Eat for the Heart

Heart disease is extremely common in North America and a poor diet and lifestyle is often to blame. With many of us living high stress lives due to daily demands and not taking time to cook or exercise, our health tends to suffer. 

If heart disease is common in your family, take preventative measures now by cutting down on processed foods that are high in fat, sugar and sodium while making time to prepare your own wholesome meals. I have broken down some specific health supportive foods and beverages to incorporate into your everyday diet.  

Tomatoes
Tomatoes are full of heart-healthy potassium that helps to balance the sodium in our diets, which in excess can increase blood pressure. They also contain a carotenoid called lycopene that opens blood vessels for greater flow to and from the heart. Try a hearty bowl of homemade vegetarian chili or an all natural tomato sauce for a concentrated source of lycopene.

Go Nuts for Nuts

Almonds, macadamia, Brazil nuts, pistachios and walnuts are all excellent sources of vitamin E; a factor in lowering “bad” cholesterol. May people avoid nuts because they are high in fat when in fact; those who consume them are more likely to have a lower body mass and less risk of heart disease. When choosing nuts, look for fresh, organic and raw varieties without added oil and salt.


 
Olives
Olives and cold pressed olive oils are a rich source of monounsaturated fat known to lower cholesterol and blood sugar levels.
They are abundant in the Mediterranean diet where heart disease is less common. Snacking on olives before dinner is a healthy way to satiate your hunger so you don’t over eat.
 
Lentils and Legumes
An excellent source of plant based protein, high in fibre and low in saturated fat; legumes, beans and lentils should be made a part of your daily diet if not already. Not only does the fibre lower cholesterol, it helps balance blood sugar levels in people with diabetes. One complication of diabetes can be heart disease. Try replacing a couple of animal protein meals during your week with ½ cup of lentils or beans or try this easy, all-natural lentil soup from Soup Girl.
 
Oats
Oats are another inexpensive source of soluable fibre. They act like a sponge in the digestive system by soaking up excess cholesterol and eliminated from the body. Make your own oatmeal in the morning with almond milk, cinnamon, chopped apple, crushed walnuts and a splash of pure maple syrup. This way you control the amount of sugar, fat and sodium that goes into your food. 


 

Green tea

Studies show that those who regularly sip this antioxidant rich beverage have a significant reduced risk of cardiovascular disease and stroke compared to those who don't drink green tea.

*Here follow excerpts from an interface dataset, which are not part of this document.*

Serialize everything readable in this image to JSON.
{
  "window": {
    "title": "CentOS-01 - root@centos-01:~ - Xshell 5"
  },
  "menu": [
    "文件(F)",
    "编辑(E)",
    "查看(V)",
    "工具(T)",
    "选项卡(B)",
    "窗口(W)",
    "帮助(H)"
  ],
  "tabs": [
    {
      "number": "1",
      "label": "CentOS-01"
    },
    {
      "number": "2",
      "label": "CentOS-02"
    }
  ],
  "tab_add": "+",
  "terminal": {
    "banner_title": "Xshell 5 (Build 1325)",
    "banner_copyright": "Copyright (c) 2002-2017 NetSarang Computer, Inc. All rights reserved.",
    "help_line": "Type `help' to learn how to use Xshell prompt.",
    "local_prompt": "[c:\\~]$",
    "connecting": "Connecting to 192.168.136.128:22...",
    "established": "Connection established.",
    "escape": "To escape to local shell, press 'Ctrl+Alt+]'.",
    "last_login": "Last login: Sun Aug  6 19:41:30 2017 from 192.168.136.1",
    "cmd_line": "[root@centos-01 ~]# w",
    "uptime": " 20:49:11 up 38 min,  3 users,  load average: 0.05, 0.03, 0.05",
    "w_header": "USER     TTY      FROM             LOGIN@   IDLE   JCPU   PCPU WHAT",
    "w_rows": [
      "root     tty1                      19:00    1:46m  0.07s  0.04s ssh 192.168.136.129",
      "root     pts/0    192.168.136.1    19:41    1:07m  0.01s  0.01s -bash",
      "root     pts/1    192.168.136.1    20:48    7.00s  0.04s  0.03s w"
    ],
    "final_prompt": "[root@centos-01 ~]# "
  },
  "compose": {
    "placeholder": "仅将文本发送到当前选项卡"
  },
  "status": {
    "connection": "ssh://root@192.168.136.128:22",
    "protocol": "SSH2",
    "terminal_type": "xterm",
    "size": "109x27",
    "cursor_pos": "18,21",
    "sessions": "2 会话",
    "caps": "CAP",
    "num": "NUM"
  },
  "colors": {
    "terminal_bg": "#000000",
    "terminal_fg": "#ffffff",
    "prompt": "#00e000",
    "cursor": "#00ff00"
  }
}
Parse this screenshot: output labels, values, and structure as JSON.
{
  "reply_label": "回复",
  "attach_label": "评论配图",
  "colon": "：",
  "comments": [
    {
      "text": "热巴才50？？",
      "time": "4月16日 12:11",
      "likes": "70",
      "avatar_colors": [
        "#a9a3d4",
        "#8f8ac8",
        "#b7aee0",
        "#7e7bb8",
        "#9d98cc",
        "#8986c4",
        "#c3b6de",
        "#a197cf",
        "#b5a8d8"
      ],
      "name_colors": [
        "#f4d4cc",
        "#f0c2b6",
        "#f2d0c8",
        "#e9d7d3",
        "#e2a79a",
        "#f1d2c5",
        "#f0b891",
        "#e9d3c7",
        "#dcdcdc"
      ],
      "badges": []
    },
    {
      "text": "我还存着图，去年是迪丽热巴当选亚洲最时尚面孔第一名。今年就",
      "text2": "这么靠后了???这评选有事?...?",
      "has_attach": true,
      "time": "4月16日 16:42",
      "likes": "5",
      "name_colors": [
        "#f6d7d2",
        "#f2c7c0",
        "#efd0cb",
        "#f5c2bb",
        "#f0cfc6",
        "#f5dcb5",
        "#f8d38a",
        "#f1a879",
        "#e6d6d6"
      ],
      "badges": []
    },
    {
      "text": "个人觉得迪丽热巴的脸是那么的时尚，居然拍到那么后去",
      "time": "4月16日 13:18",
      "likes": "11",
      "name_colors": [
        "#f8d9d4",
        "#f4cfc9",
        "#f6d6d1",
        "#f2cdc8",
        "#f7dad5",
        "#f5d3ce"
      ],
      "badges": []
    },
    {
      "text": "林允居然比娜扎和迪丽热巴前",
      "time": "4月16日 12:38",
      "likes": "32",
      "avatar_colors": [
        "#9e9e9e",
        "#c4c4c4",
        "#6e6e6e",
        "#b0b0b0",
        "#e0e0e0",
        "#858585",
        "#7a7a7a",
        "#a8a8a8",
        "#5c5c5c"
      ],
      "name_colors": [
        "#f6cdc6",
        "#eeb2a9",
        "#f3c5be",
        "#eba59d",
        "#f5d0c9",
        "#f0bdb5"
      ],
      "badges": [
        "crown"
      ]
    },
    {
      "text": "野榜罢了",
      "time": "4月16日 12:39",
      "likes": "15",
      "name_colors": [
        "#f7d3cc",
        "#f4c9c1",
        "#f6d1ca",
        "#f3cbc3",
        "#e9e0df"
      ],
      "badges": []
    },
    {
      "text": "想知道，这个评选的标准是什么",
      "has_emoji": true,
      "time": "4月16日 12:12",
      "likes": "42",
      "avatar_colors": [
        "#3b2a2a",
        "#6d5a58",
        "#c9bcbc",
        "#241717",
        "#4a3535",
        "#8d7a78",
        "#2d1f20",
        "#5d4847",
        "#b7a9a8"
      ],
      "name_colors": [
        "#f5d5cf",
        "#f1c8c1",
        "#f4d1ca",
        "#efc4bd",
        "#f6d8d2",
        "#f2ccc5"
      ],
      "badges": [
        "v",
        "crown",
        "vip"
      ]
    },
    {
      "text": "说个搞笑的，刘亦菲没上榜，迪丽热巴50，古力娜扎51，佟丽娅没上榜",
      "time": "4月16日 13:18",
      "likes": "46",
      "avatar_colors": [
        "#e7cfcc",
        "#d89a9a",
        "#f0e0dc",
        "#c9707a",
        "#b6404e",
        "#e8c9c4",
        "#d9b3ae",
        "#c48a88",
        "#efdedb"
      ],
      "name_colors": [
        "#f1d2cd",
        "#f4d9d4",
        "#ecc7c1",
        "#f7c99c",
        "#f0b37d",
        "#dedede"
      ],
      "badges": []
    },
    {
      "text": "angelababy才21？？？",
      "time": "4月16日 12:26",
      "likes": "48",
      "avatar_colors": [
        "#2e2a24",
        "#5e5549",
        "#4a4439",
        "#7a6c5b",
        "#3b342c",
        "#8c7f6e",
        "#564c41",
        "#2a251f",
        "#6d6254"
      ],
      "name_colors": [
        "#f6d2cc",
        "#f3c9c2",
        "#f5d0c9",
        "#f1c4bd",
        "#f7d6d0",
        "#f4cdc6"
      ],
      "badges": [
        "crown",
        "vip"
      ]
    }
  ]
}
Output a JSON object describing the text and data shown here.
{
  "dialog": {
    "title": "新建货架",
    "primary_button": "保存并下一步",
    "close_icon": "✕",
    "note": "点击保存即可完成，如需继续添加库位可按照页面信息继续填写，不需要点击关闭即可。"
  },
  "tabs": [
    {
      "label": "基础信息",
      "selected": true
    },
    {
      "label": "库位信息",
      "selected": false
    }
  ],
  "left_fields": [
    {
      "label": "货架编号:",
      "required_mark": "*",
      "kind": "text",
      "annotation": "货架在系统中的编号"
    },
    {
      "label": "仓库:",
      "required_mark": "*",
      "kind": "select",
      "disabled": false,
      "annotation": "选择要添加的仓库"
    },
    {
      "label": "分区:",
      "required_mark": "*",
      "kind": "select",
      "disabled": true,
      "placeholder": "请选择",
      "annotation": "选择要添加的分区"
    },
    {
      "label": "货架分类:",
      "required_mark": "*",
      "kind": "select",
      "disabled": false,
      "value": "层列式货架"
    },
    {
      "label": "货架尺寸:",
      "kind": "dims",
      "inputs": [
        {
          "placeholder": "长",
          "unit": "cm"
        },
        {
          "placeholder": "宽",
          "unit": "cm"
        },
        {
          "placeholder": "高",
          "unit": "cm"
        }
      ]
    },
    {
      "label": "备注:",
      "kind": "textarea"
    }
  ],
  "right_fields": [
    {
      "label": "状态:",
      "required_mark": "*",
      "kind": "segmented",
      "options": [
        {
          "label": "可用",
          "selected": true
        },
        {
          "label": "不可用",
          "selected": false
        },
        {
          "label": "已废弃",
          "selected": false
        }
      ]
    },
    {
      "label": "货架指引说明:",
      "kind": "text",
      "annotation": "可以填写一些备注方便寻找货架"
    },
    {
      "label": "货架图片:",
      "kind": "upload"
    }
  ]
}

This powerful tea has also been linked to reduced sugar cravings. Try matcha green tea powder in your morning smoothie for an energy boost. 

Pomegranates 

Also a high source of antioxidants, including heart-promoting polyphenols and anthocyanins which may help stave off hardening of the arteries and improve blood flow. Try them thrown into salads or top yogurt. 

 
Dark Chocolate
 
Raw, dark chocolate varieties made up of at least 60-70% cocoa contains flavonoids called polyphenols, which may help blood pressure, clotting, and inflammation. Try to stay away from the milk varieties which are mostly sugar and dairy in order to reap all the benefits. Personally, I like to enjoy a couple squares of my favourite dark chocolate from Giddy Yo Yo everyday.  


 
Red Wine –In Moderation!
 
A small glass of good quality red wine may help to reduce blood pressure, open the arteries and allow for greater blood flow. The Polyphenols also found in grape skin are a source of antioxidants which protect the heart and skin from aging. 


Heart Healthy Lifestyle

In addition to including these specific foods in your diet, it's important to exercise regularly by increasing your heart rate. Find an activity you enjoy doing whether it's running, sports, yoga, dancing or simply going for a walk. Exercise also doubles as a stress relief which is an important factor in keeping your heart healthy.

 

About Emily:

Emily Sawyer is a Certified Nutritional Practitioner with a love for good, wholesome food. She is also the Director of Operations and Community Care at Jule's Wellness. Emily believes in living a balanced life for optimal health and well-being. This means not depriving yourself of the foods you love, but rather choosing healthier versions of them and eating mindfully. Her holistic approach to living encompasses the belief that the entire body is connected. Through her Holistic Health coaching services, Emily gives you the tools and support needed to live your best life.

 Connect with Emily for a FREE 15 minute consultation. 

 


Emily Sawyer

Author